They made their points most clearly by using my car as an example. They didn’t like my car at all. It was small. No good. A good car was a big car, and the bigger, the better. It was a Mazda, and it was made in Japan. No good. A good car was an American car made in Detroit. I liked it because it had a Wankel engine in it which was technologically interesting. The engine made the tiny car go really fast. It was like a rocket and it wasn’t safe at all. It could easily go over 200 km/hour. But that made no impression on the keepers. They decided to show what they thought about my un-American taste in cars by all getting together on one occasion, picking it up, and carrying it to the top of some stairs. They left it there. I had to pay a car towing company to get it back down. The car problem finally solved itself, but not until the end of the summer. That wasn’t for some weeks yet.
Despite all this, I was learning a lot in the internship. The curator gave me complete control over how to solve the measurement problems. He met with me almost every day, and really liked what I was doing. I liked it too. I was designing all kinds of radios and sensor circuits. Everything was analog. I was making antennas that could be hidden in the palm trees they had in the exhibit to make it look Indonesian. Some of the radios with sensors I had to design so that the dragons could swallow them. That was cool and I had all kinds of discussions with the curator about how to make those so they wouldn’t come apart inside the dragon. I was discovering a lot. The other thing I really loved were the animals in the zoo. Snakes and lizards are not very personable, but a lot of the others were. I would get to work by 5:00, way before the zoo would open to the public. The animals knew about the public, and so during normal open hours they would mostly hide. People sometimes would astonish me by how they would try to tease or throw things at the animals. Why would they do that? But at 5:00 the animals knew that only their keepers were there, and they loved their keepers. I went around and met as many of them as I could, and the animals met me too. Some of them ended up recognizing me and they would come up to me. I couldn’t reach them as I was not supposed to go into their enclosures. But they would still come up to the edge. My favorite was a Gray Seal who would always come swimming over to me. She was beautiful and would come right up to me. Other animals would say things as I came by, like various monkeys. They would howl and sing. Even birds would get to know me. That was my favorite time of day there. After the gates opened and the people came in the animals got out of the way. I did too.
I met some other animals as well. I was 21 years old when I had the internship, and it wasn’t just the keepers in snakes and lizards who thought I was supposed to be in the military instead of going to school.

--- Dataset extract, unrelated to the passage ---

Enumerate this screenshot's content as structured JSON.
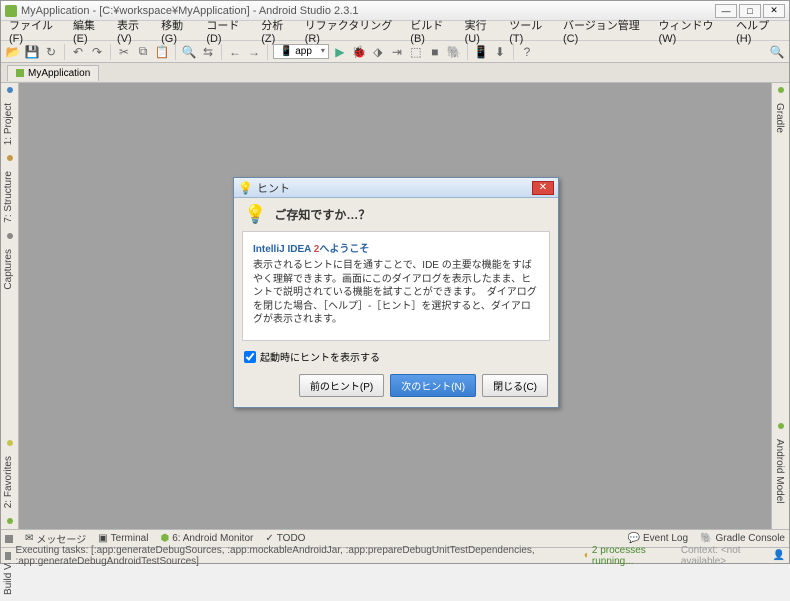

The entire city was filled with military police who, among other jobs, were always on the lookout for people trying to run away from whatever military unit they were in. I fit the description perfectly. Male, between 18 and 25 years old, and not dressed in a uniform. I learned early on not to drive my car near any of the parts of the city with bases, which was most of the city. If I did I would be stopped by the military police and questioned. It happened so many times that I finally decided not to see any more of the city. The worst event was one night I got a phone call from a friend who was going to University of California in San Diego.
Stay tuned for part 4!